Employment and Digital Credentials: The Colorado Success Story Part 2
In my previous blog post, Employment and Digital Credentials: The Colorado Success Story Part 1, I talked about my ah-ha moment between digital credentials and job placement for granular roles that typically went unfilled. The need for “middle-skills” jobs and employees is growing in the U.S., and is critical to the evolution of agriculture, manufacturing, oil and gas production and the tourism industries.
Before moving to Colorado in 2007, I lived around the Washington, D.C. beltway and worked in an educational system where everyone entered the workforce with at least a Bachelor’s degree. They typically obtained a Master’s degree within three years from the first day on the job, and PhD’s and Master’s degrees were the baseline. Rarely was there a conversation about skills or competencies, but of what type of degree or research project qualified you for your current position.
Yet, that type of conversation changed when I moved to Colorado, the conversation moved from qualifications to skills. The evening news was filled with stories of employers struggling to fill open positions, the state government also published items on how the lack of skilled workers was impacting the Colorado state economy. A 2011 report by the National Skills Coalition, (Washington, DC) identified that Colorado's economy relies on a combination of traditional industries— agriculture, health care, manufacturing, oil and gas production, and tourism— and emerging, technology-based sectors such as aerospace, bioscience, and renewable energy. It also reported that in 2011, Colorado had the eighteenth largest state economy in the nation and close to 35 percent of the residents have a college degree or more.
While the well-educated population continues to help diversify and expand the economy, this news was not helping post-secondary students or incumbent workers find well-paying jobs. Some within the state referred to the Colorado workforce as having an “hourglass shape,” highly skilled/educated workers at the top, large numbers of low-skilled, low-wage workers at the bottom, and disproportionately few middle-skilled workers - those with some post-secondary education and training. The story which isn’t being told is that the Colorado economy, and the U.S. economy, is dependent upon those individuals who have the skills and competencies that are not document with traditional certificates, certifications or degrees.

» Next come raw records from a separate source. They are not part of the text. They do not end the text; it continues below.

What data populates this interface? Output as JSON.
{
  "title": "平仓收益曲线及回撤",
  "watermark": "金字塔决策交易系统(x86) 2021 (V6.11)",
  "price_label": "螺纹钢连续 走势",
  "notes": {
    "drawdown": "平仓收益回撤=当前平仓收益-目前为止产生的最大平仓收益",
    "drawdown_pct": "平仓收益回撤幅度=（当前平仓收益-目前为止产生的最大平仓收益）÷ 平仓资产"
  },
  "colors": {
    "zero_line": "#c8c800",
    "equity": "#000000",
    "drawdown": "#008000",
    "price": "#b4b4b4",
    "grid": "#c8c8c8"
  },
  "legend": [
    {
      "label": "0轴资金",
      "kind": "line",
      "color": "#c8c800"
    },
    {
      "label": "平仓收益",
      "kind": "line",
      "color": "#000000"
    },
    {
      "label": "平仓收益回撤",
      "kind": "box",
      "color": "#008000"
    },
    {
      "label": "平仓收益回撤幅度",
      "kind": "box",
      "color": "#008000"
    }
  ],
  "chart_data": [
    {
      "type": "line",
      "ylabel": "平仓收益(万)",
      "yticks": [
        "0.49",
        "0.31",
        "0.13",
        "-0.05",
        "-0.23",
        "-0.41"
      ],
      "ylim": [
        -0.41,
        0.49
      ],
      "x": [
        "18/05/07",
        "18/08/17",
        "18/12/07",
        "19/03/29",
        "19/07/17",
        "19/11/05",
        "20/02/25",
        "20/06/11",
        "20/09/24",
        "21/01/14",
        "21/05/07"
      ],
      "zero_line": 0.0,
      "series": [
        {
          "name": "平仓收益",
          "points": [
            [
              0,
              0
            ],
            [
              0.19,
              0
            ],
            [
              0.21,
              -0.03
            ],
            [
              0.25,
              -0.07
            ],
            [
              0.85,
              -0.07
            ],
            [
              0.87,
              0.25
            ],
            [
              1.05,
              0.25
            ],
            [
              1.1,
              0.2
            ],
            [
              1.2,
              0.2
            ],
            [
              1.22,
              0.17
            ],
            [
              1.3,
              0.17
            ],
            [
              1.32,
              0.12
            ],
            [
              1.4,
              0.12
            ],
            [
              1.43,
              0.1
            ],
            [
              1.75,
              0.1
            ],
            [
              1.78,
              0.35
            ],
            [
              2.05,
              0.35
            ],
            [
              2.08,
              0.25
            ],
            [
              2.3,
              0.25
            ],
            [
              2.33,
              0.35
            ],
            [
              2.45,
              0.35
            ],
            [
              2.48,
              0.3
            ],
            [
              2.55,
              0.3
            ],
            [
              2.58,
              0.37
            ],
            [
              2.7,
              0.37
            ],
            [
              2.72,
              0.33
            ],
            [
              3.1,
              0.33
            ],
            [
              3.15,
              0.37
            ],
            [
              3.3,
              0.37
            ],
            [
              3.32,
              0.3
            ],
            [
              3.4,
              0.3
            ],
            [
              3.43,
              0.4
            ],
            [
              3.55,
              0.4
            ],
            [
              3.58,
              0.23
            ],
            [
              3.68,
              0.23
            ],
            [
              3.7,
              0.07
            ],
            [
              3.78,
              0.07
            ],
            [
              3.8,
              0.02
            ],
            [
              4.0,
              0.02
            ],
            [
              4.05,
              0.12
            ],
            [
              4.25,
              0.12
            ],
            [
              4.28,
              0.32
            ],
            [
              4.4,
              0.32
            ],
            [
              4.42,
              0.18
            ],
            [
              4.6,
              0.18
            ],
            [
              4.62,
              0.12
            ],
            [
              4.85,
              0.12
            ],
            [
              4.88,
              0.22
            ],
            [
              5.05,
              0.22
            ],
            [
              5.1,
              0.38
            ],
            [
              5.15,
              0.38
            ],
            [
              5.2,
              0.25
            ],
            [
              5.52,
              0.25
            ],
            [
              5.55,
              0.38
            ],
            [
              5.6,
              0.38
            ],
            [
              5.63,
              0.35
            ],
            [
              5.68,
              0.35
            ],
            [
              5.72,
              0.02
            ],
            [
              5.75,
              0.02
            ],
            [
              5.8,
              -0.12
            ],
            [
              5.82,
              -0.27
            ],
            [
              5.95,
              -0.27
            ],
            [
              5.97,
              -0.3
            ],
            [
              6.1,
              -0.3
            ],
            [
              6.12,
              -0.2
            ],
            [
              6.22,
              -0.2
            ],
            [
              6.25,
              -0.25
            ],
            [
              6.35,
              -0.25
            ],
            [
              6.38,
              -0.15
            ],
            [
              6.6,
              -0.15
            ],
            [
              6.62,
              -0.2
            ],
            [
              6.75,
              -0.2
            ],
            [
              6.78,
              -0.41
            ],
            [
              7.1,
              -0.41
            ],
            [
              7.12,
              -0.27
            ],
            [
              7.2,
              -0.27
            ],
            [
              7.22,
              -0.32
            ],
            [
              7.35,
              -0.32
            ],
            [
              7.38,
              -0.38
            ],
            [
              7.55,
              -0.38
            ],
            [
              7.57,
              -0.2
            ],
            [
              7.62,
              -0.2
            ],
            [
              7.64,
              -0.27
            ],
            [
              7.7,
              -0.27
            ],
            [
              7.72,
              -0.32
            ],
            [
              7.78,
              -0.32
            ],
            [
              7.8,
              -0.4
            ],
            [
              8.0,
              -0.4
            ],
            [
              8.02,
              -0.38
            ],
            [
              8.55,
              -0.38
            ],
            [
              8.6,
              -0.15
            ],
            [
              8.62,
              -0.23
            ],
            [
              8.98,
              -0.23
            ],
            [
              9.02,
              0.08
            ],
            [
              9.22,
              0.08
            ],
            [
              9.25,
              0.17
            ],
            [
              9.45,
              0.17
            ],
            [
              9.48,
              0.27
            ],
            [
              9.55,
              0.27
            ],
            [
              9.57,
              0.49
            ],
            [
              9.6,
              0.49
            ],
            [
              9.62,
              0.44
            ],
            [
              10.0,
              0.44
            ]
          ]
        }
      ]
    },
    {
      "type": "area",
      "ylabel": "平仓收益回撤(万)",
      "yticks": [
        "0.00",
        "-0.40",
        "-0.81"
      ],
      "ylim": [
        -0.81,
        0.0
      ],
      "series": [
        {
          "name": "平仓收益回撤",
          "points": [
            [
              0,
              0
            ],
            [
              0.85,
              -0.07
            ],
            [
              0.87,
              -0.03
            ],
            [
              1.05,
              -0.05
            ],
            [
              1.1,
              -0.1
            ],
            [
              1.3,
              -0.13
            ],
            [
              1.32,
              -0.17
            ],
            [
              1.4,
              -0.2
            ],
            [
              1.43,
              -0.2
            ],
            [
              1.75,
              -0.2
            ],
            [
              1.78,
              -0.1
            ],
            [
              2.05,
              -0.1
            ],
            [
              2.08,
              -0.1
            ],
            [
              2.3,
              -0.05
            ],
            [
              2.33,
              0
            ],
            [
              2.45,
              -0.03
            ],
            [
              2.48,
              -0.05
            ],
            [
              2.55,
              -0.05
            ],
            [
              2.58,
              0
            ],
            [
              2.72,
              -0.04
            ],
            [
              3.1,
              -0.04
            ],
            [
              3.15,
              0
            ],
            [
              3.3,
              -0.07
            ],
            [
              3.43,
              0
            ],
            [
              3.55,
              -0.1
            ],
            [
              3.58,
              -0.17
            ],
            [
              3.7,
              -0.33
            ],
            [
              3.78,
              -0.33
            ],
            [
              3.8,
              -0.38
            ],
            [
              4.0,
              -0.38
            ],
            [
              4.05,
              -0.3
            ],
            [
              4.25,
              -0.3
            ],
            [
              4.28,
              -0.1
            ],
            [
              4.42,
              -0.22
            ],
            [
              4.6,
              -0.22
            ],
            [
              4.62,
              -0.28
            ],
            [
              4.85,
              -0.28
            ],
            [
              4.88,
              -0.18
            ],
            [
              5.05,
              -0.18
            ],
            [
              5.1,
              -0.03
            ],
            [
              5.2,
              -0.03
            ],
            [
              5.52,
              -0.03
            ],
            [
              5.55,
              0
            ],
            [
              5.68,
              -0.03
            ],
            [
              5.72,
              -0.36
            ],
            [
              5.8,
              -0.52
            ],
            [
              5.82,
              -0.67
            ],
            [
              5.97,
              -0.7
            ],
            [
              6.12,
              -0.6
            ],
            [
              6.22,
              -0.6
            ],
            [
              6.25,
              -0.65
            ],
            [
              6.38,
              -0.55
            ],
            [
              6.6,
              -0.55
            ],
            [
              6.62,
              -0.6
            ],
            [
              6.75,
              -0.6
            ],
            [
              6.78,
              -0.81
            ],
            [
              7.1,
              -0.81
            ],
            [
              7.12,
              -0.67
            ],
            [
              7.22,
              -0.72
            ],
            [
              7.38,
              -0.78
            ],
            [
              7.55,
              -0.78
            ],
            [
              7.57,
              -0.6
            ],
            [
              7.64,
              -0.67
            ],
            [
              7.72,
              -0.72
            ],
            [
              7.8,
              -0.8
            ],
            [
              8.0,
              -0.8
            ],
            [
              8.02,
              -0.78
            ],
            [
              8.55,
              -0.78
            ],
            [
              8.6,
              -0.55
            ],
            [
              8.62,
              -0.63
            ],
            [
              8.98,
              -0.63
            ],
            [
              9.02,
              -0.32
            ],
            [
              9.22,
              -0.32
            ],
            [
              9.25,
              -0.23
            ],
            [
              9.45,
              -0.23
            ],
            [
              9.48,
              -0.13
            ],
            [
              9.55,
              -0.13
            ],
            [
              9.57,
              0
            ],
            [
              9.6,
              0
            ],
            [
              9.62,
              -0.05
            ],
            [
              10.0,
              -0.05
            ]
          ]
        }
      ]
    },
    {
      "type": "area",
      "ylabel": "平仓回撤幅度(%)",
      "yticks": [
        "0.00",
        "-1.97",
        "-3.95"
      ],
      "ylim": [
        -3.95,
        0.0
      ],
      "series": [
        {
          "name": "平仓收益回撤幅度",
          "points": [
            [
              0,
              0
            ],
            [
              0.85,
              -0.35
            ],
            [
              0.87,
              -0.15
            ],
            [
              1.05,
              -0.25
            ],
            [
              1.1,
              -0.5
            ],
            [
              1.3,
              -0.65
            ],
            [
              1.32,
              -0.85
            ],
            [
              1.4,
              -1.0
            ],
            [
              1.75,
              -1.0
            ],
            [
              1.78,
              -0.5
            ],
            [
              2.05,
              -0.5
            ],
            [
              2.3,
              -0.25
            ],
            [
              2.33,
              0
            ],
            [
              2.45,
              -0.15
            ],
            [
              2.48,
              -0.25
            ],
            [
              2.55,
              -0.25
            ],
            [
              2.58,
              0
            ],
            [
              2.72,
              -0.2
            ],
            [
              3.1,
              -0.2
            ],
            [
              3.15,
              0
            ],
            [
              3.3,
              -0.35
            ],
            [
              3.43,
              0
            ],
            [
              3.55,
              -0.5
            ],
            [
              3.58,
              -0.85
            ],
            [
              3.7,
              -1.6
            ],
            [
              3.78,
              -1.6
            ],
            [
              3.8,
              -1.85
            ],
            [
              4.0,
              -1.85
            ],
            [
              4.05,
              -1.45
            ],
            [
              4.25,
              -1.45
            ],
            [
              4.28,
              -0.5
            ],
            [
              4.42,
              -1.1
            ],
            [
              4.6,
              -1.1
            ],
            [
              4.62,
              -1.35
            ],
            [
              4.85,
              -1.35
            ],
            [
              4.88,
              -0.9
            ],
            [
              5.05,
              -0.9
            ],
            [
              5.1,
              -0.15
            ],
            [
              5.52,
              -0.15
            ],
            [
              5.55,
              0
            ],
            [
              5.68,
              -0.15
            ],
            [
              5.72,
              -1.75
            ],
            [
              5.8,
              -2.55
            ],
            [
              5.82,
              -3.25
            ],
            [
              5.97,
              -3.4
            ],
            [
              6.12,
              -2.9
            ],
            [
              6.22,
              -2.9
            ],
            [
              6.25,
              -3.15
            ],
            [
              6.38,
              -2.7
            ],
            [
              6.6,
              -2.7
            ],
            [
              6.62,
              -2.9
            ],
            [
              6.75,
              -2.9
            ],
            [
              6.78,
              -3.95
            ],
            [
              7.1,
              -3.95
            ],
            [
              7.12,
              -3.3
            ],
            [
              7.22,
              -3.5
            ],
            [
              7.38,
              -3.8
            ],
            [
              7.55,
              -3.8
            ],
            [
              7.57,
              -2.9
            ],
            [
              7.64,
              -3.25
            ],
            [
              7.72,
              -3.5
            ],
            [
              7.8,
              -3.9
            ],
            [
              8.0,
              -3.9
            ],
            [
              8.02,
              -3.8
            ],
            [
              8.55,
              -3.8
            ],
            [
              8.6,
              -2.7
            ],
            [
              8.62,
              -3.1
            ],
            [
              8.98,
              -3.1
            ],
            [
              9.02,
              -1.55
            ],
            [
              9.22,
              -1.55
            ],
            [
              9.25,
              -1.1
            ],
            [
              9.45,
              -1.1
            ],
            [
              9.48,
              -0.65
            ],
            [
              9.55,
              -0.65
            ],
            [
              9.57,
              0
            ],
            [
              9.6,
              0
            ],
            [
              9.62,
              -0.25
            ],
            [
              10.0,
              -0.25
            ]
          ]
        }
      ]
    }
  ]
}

There continues to be a focus on how to meet the demand for middle-skilled jobs - the jobs that require some level of post-secondary education, training certifications, two or four-year degrees, or even an apprenticeship. It is projected that by 2019, the need for middle-skilled workers in Colorado will be approximately 39% of the population, yet the number available middle-skilled workers is expected to drop by 2.9% by 2020.
In 2013, the Colorado Community College System, (CCCS) of 13 colleges, 39 campuses and serving approximately 135,000 students embarked on a plan to help develop stackable, latticing credentials based on skills and competencies documented through digital credentials, meeting the needs of Colorado’s Advanced Manufacturing employers. CCCS reviewed their programs, reconfigured some, and began to create multiple on and off ramps to workforce skills with stackable certificates and digital credentials. With the help of my colleagues, and through my work at CCCS, designing new curricula and identifying skills and competencies at a granular level with digital badges, CCCS was able to increase the visibility of skills and competencies for students, employers and workforce centers. The increased transparency of skills and competencies enhanced our programs and traditional transcripts and degrees. Employers could easily understand what an applicant could actually do on the manufacturing floor, applicants were better prepared to talk about their skills and competencies in language employers understood, and employers had multiple options when upskilling, re-skills and developing new skills for their employees.
To learn more about my experience at CCCS and how the digital credentialing program was implemented, download a free version of “Partnering with Employers to Create Workforce-Relevant Credentials: A Field Guide.”
If you want to learn more about creating a digital credentialing program, fill out the form below to get in touch with a Credly expert.
Brenda Perea is the Director of Education and Workforce Solutions. Brenda created the digital credentialing program at CCCS prior to joining Credly and has extensive experience in creating, managing and implementing a digital credentialing program.